“Last year we gave $4,000 in scholarships,” Cannon said. “We want to carry out our mission to support the social, educational, religious and civic opportunities at Lake Junaluska.”

This year the club is hosting a special centennial fashion show that will be quite different from shows in the years past.

“It’s vintage. We are going to do clothes and music from every decade leading up to today,” said Sarah Hunter, who is organizing the event. “As the women come out and walk around the tables, we’ll talk about what was happening in the Junaluska Woman’s Club during that time.”

The fashion show is one of the biggest events of the year for the club. A silent auction will take place at the event, with proceeds going to the organizations they support. Organizers said what makes these fundraising efforts unique is the personal commitment each woman feels to make a difference.  

“I’ve been in other women’s clubs and I’m part of other charitable endeavors, but at Lake Junaluska it’s personal,” Metcalf said. “You see the people come back next year and what a difference that small scholarship made to them. But it’s not even just about the money. When we give a donation to the Rose Walk, that’s great, but we also get out there on our hands and knees and weed. I don’t think you’d be able to find another club like it.”

That special kind of commitment extends not only to the lake itself, but to the other women who are part of the organization. Long-time member Minna Appleby joined when she and her husband built a home at Lake Junaluska in 1986. She has since served as the president of the Junaluska Woman’s Club from 1993-94 and continues to participate in the club events.

“Through the years it’s just been a great social group,” Appleby said. “There are a lot of different facets to it – we get fellowship and we get to band together to work on good projects.”

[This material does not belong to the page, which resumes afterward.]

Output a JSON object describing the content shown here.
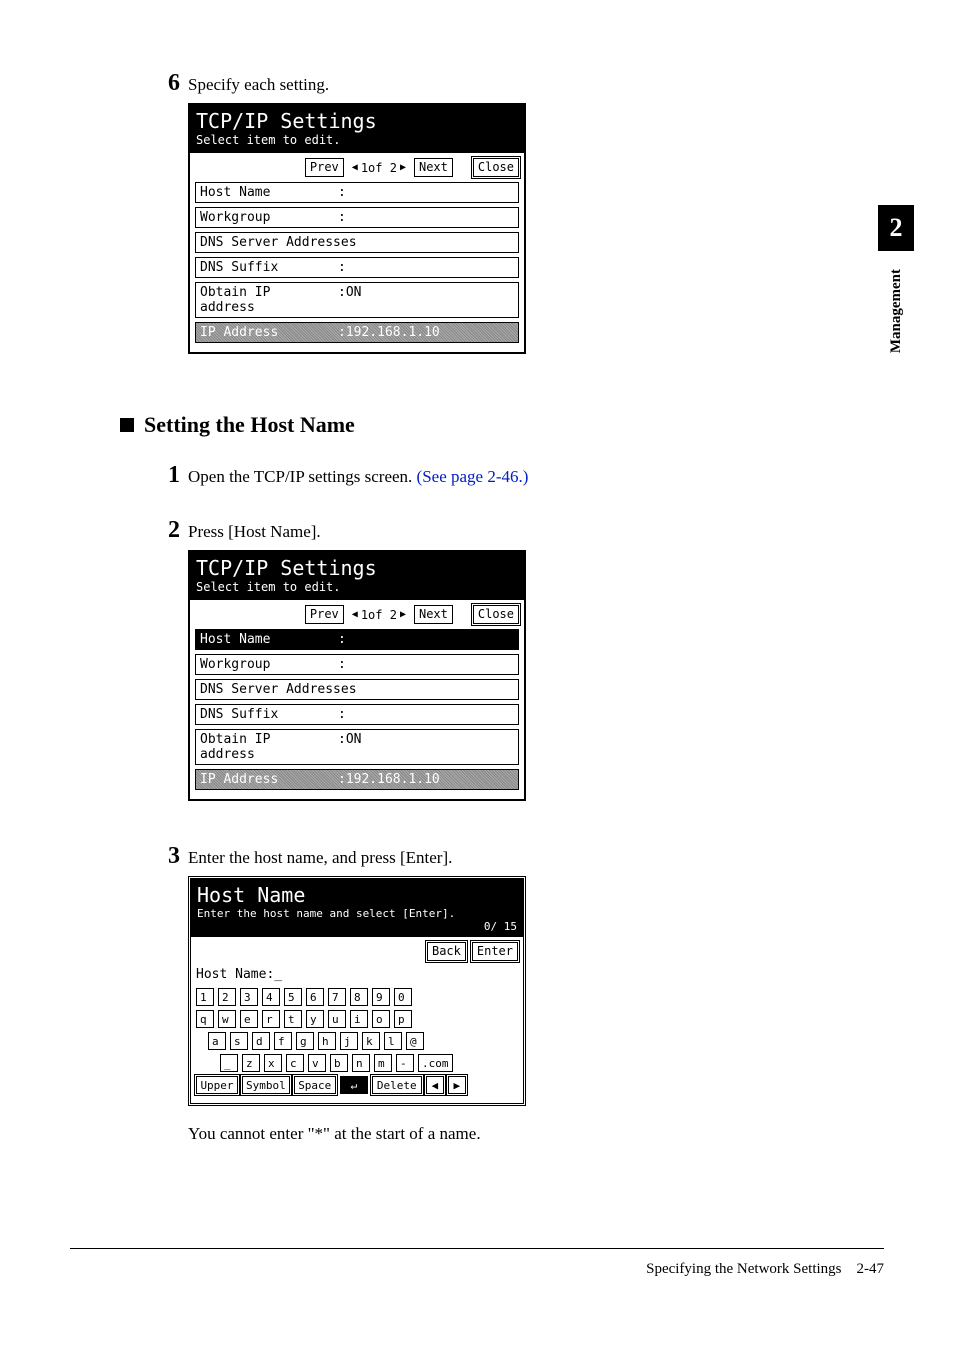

The Junaluska Woman’s Club plans to continue their legacy of forward-thinking women supporting the community who strive to enrich the lives of everyone who visits Lake Junaluska.

“Most everybody, even the newcomers, sees the effect of having a close-knit community and they want to be a part of it,” Metcalf said. “There will be women with this heart who will do this work no matter what.”

To learn more about the Lake Junaluska Woman’s Club, or to join the club, contact call Mahala Cannon at 828-430-0486 or Marie Metcalf at 828-246-5680.

Lake Junaluska is a place of Christian hospitality where lives are transformed through renewal of soul, mind and body. For more information about Lake Junaluska programs and events, visit


Junaluska Woman’s Club Schedule

  • July 4 – Look for a Woman’s Club float in the Independence Day Parade
  • July 10 – History presentation by Bill Lowry, 10 a.m. Susan Todd Lounge, Harrell Center
  • July 17 – Game day with games your grandmother taught you, 9 a.m. Room 105, Harrell Center
  • July 17 – Boat Tours on the history of women at Lake Junaluska, 9 a.m. and 10 a.m, behind Harrell Center
  • August 7 – Fashion Show Luncheon, 12 p.m. Lambuth Inn. Tickets are $15 – call Mahala Cannon at 828-430-0486 or Marie Metcalf at 828-246-5680 to purchase tickets
  • August 28 – 100th Birthday Party honoring past presidents and historians, 10 a.m. Susan Todd Lounge, Harrell Center


Mary Bates
Lake Junaluska
PO Box 67, Lake Junaluska, NC 28745